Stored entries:
◆ ◆ ◆ ◆

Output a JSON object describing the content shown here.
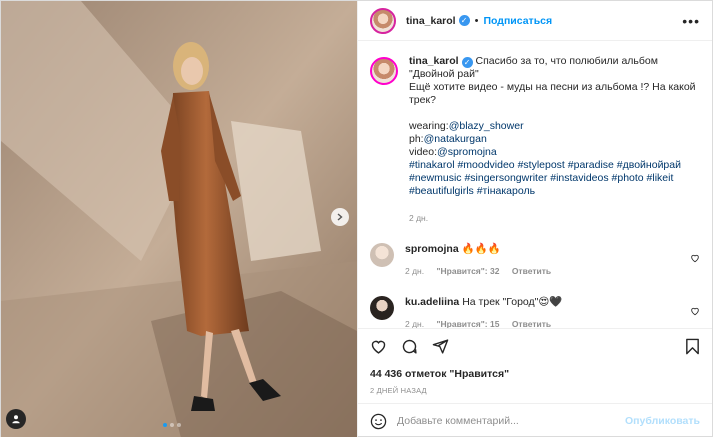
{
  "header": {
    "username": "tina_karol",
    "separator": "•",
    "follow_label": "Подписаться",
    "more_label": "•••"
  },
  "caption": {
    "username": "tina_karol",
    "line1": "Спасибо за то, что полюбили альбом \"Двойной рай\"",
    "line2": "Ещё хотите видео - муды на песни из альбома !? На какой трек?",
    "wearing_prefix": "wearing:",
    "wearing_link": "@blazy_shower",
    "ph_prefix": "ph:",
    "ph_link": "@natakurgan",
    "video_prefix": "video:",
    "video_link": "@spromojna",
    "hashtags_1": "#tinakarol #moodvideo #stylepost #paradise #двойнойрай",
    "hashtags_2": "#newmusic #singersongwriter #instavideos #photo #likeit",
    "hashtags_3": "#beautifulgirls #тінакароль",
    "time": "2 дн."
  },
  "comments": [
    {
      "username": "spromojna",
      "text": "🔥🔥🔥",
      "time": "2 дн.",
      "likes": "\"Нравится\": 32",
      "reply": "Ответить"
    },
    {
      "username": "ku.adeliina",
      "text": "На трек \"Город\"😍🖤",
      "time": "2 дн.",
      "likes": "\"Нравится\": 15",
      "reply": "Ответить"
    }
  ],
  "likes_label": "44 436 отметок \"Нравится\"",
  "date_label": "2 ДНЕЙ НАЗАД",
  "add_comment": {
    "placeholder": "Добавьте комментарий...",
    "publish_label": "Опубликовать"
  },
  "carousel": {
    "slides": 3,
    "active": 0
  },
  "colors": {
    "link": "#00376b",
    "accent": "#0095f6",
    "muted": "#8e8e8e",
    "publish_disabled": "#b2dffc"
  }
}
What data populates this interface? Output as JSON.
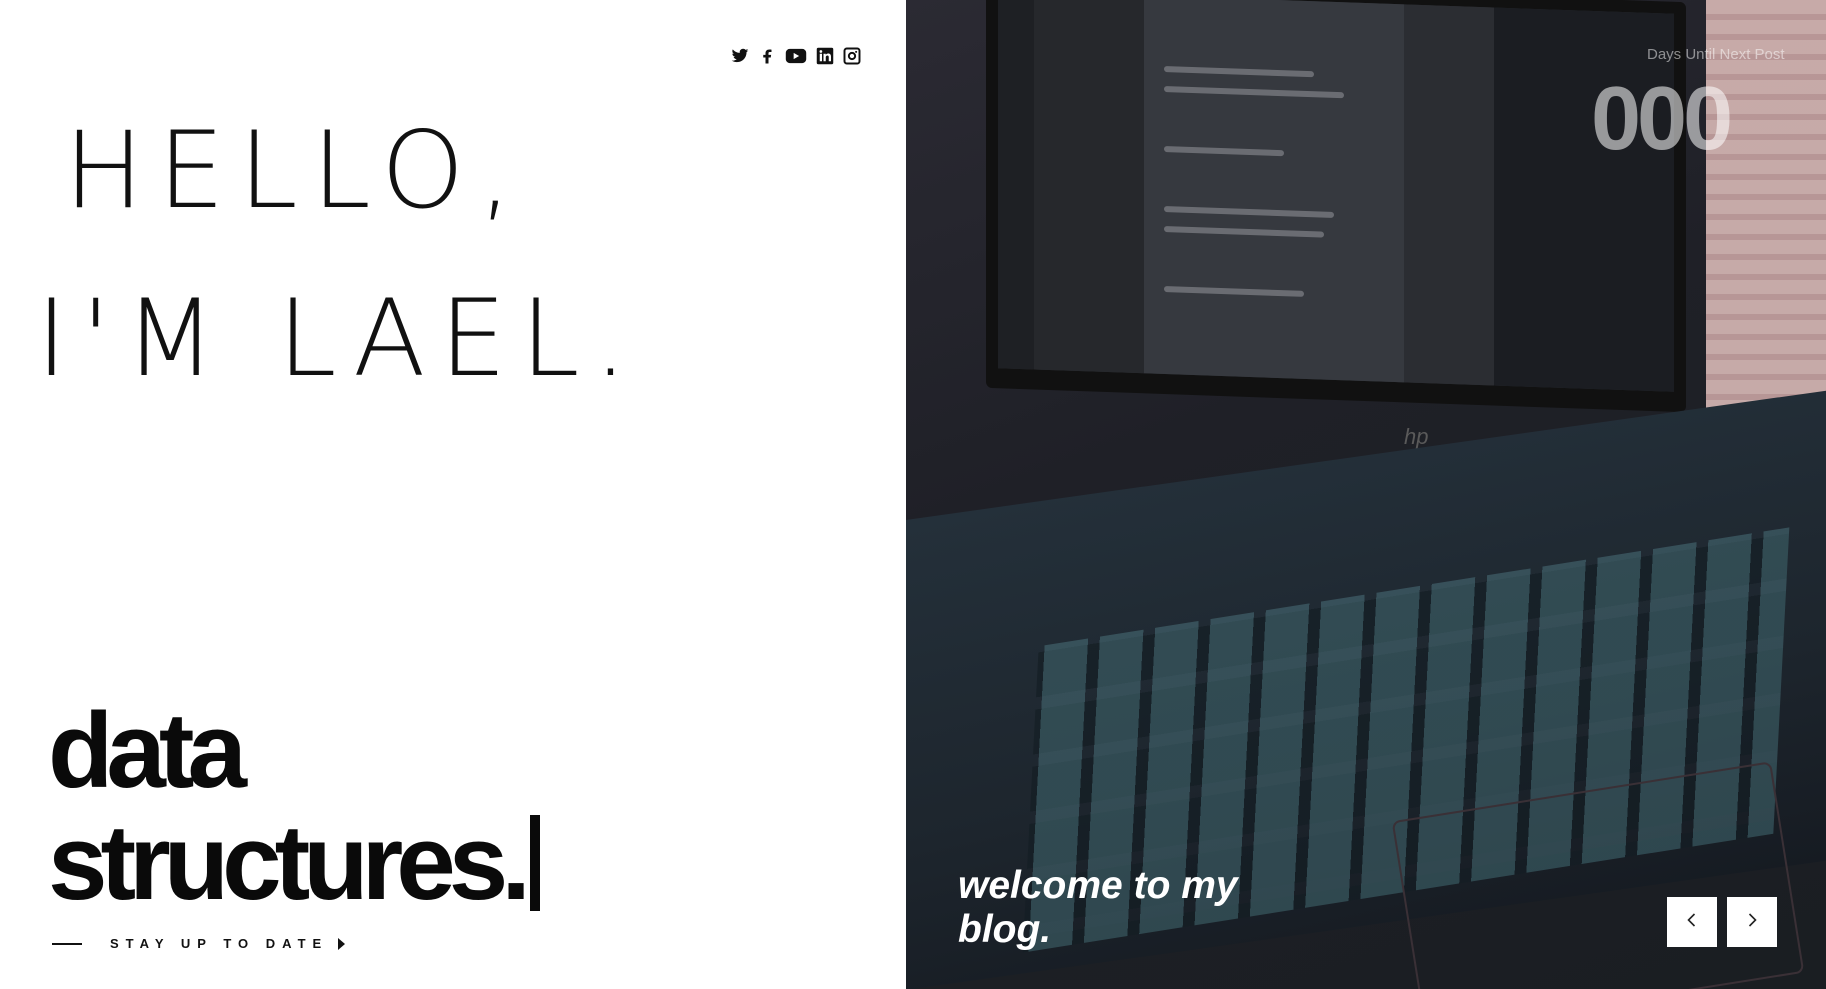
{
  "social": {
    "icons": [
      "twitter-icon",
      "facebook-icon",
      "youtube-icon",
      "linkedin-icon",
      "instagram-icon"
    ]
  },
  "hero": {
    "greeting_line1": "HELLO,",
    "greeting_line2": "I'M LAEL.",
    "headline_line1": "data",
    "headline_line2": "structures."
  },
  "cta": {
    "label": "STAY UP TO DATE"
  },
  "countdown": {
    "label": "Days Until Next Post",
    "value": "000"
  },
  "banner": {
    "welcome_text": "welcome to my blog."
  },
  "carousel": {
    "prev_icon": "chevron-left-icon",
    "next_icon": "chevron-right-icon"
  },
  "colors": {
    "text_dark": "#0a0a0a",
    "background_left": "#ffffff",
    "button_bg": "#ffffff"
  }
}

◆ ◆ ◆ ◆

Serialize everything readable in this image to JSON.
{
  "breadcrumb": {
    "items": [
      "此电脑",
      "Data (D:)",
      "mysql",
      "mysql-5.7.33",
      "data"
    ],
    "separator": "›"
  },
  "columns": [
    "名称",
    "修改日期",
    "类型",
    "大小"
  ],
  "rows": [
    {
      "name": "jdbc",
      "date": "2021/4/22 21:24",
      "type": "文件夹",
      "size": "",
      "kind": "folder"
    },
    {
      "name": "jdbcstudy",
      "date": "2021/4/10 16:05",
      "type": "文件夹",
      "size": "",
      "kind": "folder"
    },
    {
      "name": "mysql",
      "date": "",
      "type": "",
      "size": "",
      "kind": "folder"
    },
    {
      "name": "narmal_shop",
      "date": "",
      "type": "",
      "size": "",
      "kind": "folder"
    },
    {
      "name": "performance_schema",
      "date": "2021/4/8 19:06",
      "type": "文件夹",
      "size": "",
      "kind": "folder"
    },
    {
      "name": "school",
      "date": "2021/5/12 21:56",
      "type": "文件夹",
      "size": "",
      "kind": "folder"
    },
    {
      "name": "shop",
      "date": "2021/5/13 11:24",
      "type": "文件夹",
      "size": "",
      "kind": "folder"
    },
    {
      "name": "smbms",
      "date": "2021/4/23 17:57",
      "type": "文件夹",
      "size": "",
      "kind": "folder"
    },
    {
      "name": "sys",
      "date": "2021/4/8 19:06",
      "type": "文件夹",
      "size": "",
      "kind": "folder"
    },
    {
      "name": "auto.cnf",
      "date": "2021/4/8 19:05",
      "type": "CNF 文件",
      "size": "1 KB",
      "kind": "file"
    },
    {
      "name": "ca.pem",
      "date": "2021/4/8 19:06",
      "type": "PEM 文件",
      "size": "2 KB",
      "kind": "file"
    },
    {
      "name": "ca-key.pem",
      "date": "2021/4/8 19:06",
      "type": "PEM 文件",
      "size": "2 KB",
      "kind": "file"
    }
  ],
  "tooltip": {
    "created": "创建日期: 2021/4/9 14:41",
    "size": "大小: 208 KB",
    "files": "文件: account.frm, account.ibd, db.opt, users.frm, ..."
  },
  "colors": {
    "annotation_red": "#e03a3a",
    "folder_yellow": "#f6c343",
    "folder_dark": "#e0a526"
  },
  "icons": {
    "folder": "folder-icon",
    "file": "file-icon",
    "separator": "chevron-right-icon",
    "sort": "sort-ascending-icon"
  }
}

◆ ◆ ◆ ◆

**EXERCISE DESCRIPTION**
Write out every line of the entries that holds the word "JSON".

**COMPLETED EXERCISE**
Output a JSON object describing the content shown here.
What data populates this interface? Output as JSON.
Serialize everything readable in this image to JSON.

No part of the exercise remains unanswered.